Exercise aim: Look through the data below. Pick out the lines holding the string "visitas".

[Stored dataset items]
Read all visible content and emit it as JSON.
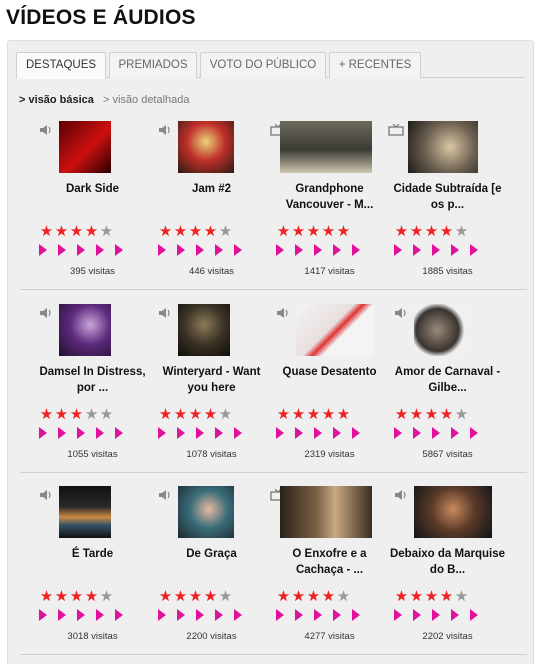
{
  "page": {
    "title": "VÍDEOS E ÁUDIOS"
  },
  "tabs": [
    {
      "label": "DESTAQUES",
      "active": true
    },
    {
      "label": "PREMIADOS",
      "active": false
    },
    {
      "label": "VOTO DO PÚBLICO",
      "active": false
    },
    {
      "label": "+ RECENTES",
      "active": false
    }
  ],
  "view_toggle": {
    "basic": "> visão básica",
    "detailed": "> visão detalhada"
  },
  "colors": {
    "star_on": "#ee2222",
    "star_off": "#999999",
    "arrow": "#e0119a"
  },
  "items": [
    {
      "title": "Dark Side",
      "type": "audio",
      "rating": 4,
      "visits": "395 visitas"
    },
    {
      "title": "Jam #2",
      "type": "audio",
      "rating": 4,
      "visits": "446 visitas"
    },
    {
      "title": "Grandphone Vancouver - M...",
      "type": "video",
      "rating": 5,
      "visits": "1417 visitas"
    },
    {
      "title": "Cidade Subtraída [e os p...",
      "type": "video",
      "rating": 4,
      "visits": "1885 visitas"
    },
    {
      "title": "Damsel In Distress, por ...",
      "type": "audio",
      "rating": 3,
      "visits": "1055 visitas"
    },
    {
      "title": "Winteryard - Want you here",
      "type": "audio",
      "rating": 4,
      "visits": "1078 visitas"
    },
    {
      "title": "Quase Desatento",
      "type": "audio",
      "rating": 5,
      "visits": "2319 visitas"
    },
    {
      "title": "Amor de Carnaval - Gilbe...",
      "type": "audio",
      "rating": 4,
      "visits": "5867 visitas"
    },
    {
      "title": "É Tarde",
      "type": "audio",
      "rating": 4,
      "visits": "3018 visitas"
    },
    {
      "title": "De Graça",
      "type": "audio",
      "rating": 4,
      "visits": "2200 visitas"
    },
    {
      "title": "O Enxofre e a Cachaça - ...",
      "type": "video",
      "rating": 4,
      "visits": "4277 visitas"
    },
    {
      "title": "Debaixo da Marquise do B...",
      "type": "audio",
      "rating": 4,
      "visits": "2202 visitas"
    }
  ]
}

Solution:
      "visits": "395 visitas"
      "visits": "446 visitas"
      "visits": "1417 visitas"
      "visits": "1885 visitas"
      "visits": "1055 visitas"
      "visits": "1078 visitas"
      "visits": "2319 visitas"
      "visits": "5867 visitas"
      "visits": "3018 visitas"
      "visits": "2200 visitas"
      "visits": "4277 visitas"
      "visits": "2202 visitas"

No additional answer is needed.